On the one hand, to relate to the image makers, I will make replicas of a selection of folios from several flower books, following historical watercolor materials, techniques, and processes as closely as possible. The aim of undertaking experimental remaking is to unpack the types of skills and knowledge a flower book maker needed to possess in order to truthfully document plants; and how those skills and knowledge contributed to the interpretation and perception of nature in the early modern period.
On the other, I will delve into, among other things, the content of several flower books and their corresponding gardens by studying and comparing the represented species and the historical descriptions or depictions of the collectors’ gardens. This will elucidate the motivations and specialties of early modern garden lovers, and how they differ from contemporary botanists. Through identifying their collecting profiles and expertise in growing certain plants, it will shed more light on how the collectors contributed to promoting botanical knowledge in the seventeenth century.
Plant a seed and watch it grow
Of course, much more is to be explored and unearthed. As I continue with my research, I will post bits and pieces of my updated thoughts and findings on this blog. For anyone who is interested in something related to the method of historical reenactment and remaking, the material of watercolor and its early modern applications, how natural science was understood in the early modern period, or is simply awed by the beauty of botanical watercolors, stay tuned! I hope that this blog will provide some light reading of current academic research and serve as an informal platform to reconnect to the early modern flower worlds through beautiful and epistemic images of plants.
 Translation from Wilfrid Blunt and William T. Stearn, The Art of Botanical Illustration (Woodbridge: The Antique Collectors’ Club, 1994), 233.
 As a starter, several examples of different views on flowers were presented in Eva de la Fuente Pedersen and Hanne Kolind Poulsen, Flowers and World Views (Copenhagen: Statens Museum for Kunst, 2013), 11–15.
 For a more comprehensive introduction of the flower book genre, see the chapter “Florilegia and Pattern Books” in Gill Saunders, Picturing Plants: An Analytical History of Botanical Illustration (Chicago and London: KWS Publishers, 2009).
2 thoughts on “The Everlasting Flowers Between the Pages: An Introduction”
This looks like it’s going to be a very interesting project. There is something about botanical illustration that captures much more than just descriptions or even photographs. I look forward to learning more about early modern botanical collectors, artists, and more!
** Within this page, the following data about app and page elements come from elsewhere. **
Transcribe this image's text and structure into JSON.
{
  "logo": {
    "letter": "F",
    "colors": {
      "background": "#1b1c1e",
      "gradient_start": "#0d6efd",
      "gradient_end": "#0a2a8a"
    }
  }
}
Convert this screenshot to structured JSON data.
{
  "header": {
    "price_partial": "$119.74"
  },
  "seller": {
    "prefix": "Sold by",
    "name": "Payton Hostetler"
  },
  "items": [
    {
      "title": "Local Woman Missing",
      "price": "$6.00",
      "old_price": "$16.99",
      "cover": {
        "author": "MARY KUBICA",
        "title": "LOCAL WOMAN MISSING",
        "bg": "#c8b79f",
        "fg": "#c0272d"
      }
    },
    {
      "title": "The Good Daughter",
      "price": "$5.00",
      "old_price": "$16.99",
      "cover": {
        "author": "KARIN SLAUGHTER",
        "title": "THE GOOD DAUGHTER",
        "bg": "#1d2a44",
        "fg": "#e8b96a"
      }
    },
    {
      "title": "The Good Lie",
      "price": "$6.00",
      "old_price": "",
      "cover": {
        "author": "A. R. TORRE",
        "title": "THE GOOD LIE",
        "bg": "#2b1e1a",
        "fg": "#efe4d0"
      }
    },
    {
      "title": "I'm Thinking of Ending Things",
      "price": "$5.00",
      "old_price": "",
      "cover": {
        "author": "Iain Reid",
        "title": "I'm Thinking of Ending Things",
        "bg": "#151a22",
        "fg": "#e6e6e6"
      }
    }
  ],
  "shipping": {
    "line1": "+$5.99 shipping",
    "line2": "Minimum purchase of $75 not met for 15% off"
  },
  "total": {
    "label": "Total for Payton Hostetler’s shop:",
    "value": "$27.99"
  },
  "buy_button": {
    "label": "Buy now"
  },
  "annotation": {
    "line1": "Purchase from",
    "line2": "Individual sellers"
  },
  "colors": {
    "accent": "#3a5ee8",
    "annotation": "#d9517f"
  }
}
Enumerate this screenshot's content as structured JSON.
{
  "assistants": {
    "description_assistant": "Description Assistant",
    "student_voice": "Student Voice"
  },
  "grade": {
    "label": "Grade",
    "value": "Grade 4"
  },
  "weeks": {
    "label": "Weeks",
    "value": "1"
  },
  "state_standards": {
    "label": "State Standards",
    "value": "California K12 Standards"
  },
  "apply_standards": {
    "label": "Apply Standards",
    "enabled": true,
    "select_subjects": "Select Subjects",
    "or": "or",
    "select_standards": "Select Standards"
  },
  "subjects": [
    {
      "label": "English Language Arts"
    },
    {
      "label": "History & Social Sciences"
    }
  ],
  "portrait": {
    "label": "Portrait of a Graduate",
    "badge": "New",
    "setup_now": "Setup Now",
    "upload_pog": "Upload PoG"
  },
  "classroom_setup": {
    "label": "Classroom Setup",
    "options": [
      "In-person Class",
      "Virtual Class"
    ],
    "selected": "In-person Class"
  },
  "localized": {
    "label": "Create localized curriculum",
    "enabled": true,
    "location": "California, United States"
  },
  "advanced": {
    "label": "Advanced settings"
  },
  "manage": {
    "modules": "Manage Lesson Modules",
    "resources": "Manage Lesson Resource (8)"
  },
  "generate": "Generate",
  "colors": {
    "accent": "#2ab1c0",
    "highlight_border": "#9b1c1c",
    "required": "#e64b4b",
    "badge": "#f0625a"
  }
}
Personally, and on a more subjective level, I think that a good botanical illustration captures the “soul” of a plant instead of just the form. I love how you have been following my research since day one back in Savannah and are still interested!